- Thermal insulation horizontal across ceiling.
- Ventilated roof space.
This traditional roof construction uses movement of air through the roof void to prevent the occurrence of harmful condensation. Ventilation of the roof void should be provided in accordance with BS 5534 (BS 5250: 2002) using proprietary eaves and ridge ventilation fixed in accordance with manufacturers instructions.
Thermal insulation is installed horizontally at ceiling level. Nominally a thickness of 300mm of mineral wool is required to comply with Part L of the Building Regulations.
The underlay is draped over the rafters with a minimum of 10mm gap at the centre of the rafters between the underlay membrane and the underside of the tiling battens to allow water to drain effectively from the roof.
Building Regulation require that the ceiling below the roof void is well sealed.
Well Sealed Ceilings
The following measures are essential for achieving a well sealed ceiling:
- Access hatches should be adequately sealed and not sited in kitchens or bathrooms.
- The heads of wall cavities should be sealed.

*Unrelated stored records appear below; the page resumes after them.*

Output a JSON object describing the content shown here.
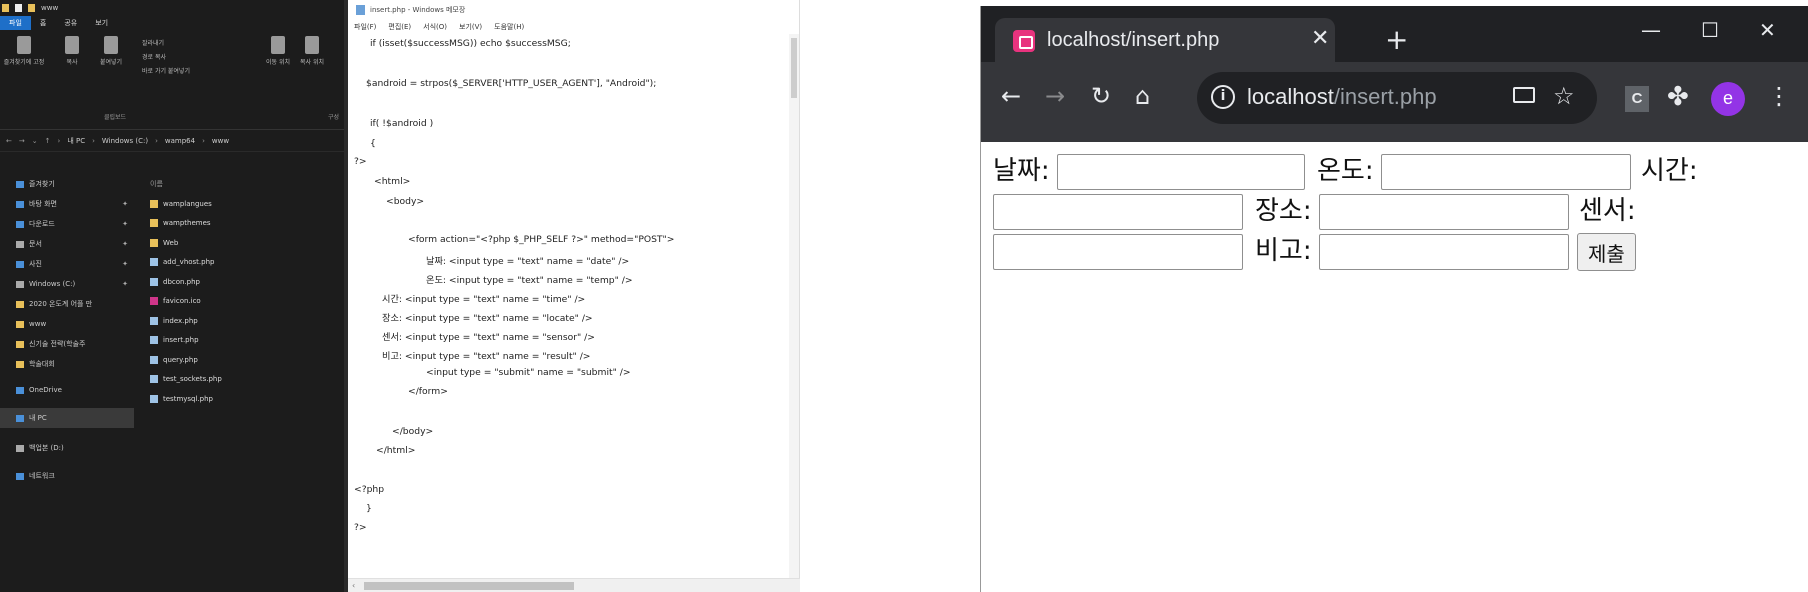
{
  "explorer": {
    "window_title": "www",
    "ribbon_tabs": [
      "파일",
      "홈",
      "공유",
      "보기"
    ],
    "ribbon": {
      "pin_label": "즐겨찾기에 고정",
      "copy_label": "복사",
      "paste_label": "붙여넣기",
      "cut_label": "잘라내기",
      "copy_path_label": "경로 복사",
      "paste_shortcut_label": "바로 가기 붙여넣기",
      "move_label": "이동 위치",
      "copy_to_label": "복사 위치",
      "clipboard_group": "클립보드",
      "organize_group": "구성"
    },
    "address": {
      "segments": [
        "내 PC",
        "Windows (C:)",
        "wamp64",
        "www"
      ]
    },
    "nav_items": [
      {
        "label": "즐겨찾기",
        "icon": "star-icon",
        "pinned": false
      },
      {
        "label": "바탕 화면",
        "icon": "desktop-icon",
        "pinned": true
      },
      {
        "label": "다운로드",
        "icon": "download-icon",
        "pinned": true
      },
      {
        "label": "문서",
        "icon": "document-icon",
        "pinned": true
      },
      {
        "label": "사진",
        "icon": "pictures-icon",
        "pinned": true
      },
      {
        "label": "Windows (C:)",
        "icon": "drive-icon",
        "pinned": true
      },
      {
        "label": "2020 온도계 어플 만",
        "icon": "folder-icon",
        "pinned": false
      },
      {
        "label": "www",
        "icon": "folder-icon",
        "pinned": false
      },
      {
        "label": "신기술 전략(학술주",
        "icon": "folder-icon",
        "pinned": false
      },
      {
        "label": "학술대회",
        "icon": "folder-icon",
        "pinned": false
      },
      {
        "label": "OneDrive",
        "icon": "cloud-icon",
        "pinned": false
      },
      {
        "label": "내 PC",
        "icon": "pc-icon",
        "pinned": false
      },
      {
        "label": "백업본 (D:)",
        "icon": "drive-icon",
        "pinned": false
      },
      {
        "label": "네트워크",
        "icon": "network-icon",
        "pinned": false
      }
    ],
    "files_header": "이름",
    "files": [
      {
        "name": "wamplangues",
        "type": "folder"
      },
      {
        "name": "wampthemes",
        "type": "folder"
      },
      {
        "name": "Web",
        "type": "folder"
      },
      {
        "name": "add_vhost.php",
        "type": "php"
      },
      {
        "name": "dbcon.php",
        "type": "php"
      },
      {
        "name": "favicon.ico",
        "type": "ico"
      },
      {
        "name": "index.php",
        "type": "php"
      },
      {
        "name": "insert.php",
        "type": "php"
      },
      {
        "name": "query.php",
        "type": "php"
      },
      {
        "name": "test_sockets.php",
        "type": "php"
      },
      {
        "name": "testmysql.php",
        "type": "php"
      }
    ]
  },
  "notepad": {
    "title": "insert.php - Windows 메모장",
    "menu": [
      "파일(F)",
      "편집(E)",
      "서식(O)",
      "보기(V)",
      "도움말(H)"
    ],
    "lines": [
      "if (isset($successMSG)) echo $successMSG;",
      "",
      "$android = strpos($_SERVER['HTTP_USER_AGENT'], \"Android\");",
      "",
      "if( !$android )",
      "{",
      "?>",
      "<html>",
      "<body>",
      "",
      "<form action=\"<?php $_PHP_SELF ?>\" method=\"POST\">",
      "날짜: <input type = \"text\" name = \"date\" />",
      "온도: <input type = \"text\" name = \"temp\" />",
      "시간: <input type = \"text\" name = \"time\" />",
      "장소: <input type = \"text\" name = \"locate\" />",
      "센서: <input type = \"text\" name = \"sensor\" />",
      "비고: <input type = \"text\" name = \"result\" />",
      "<input type = \"submit\" name = \"submit\" />",
      "</form>",
      "",
      "</body>",
      "</html>",
      "",
      "<?php",
      "}",
      "?>"
    ]
  },
  "browser": {
    "tab_title": "localhost/insert.php",
    "new_tab_symbol": "+",
    "url_host": "localhost",
    "url_path": "/insert.php",
    "extension_letter": "C",
    "profile_letter": "e",
    "form": {
      "date_label": "날짜:",
      "temp_label": "온도:",
      "time_label": "시간:",
      "locate_label": "장소:",
      "sensor_label": "센서:",
      "result_label": "비고:",
      "submit_label": "제출",
      "date_value": "",
      "temp_value": "",
      "time_value": "",
      "locate_value": "",
      "sensor_value": "",
      "result_value": ""
    }
  },
  "colors": {
    "chrome_dark": "#202124",
    "chrome_toolbar": "#35363a",
    "explorer_bg": "#1c1c1c",
    "explorer_accent": "#1e6fc8",
    "tab_favicon": "#e8337e",
    "profile_avatar": "#9334e6"
  }
}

- The ceiling should be sealed to the external walls.
- Penetrations for services should be permanently sealed with Monosleeve.
- Recessed light fittings should be airtight or be hooded or boxed.
(See BS 5250 section 188.8.131.52 for further guidance).
Underlay Selection - Resistance To Wind Uplift
One of the functions of a roof underlay is to reduce the wind load generated under wind gusts acting on the slates or tiles.
This issue is addressed in the BS5534 Code of Practice for Slating and Tiling and the selection of the correct underlay is dependent on the exposure of the roof to wind uplift, the type of roof construction specified and roof tile batten gauge. It may also be necessary to seal the lap of underlay.
Click here to find the appropriate underlay and fixing requirements for your roofing project to comply with the wind uplift zonal requirements of BS5534.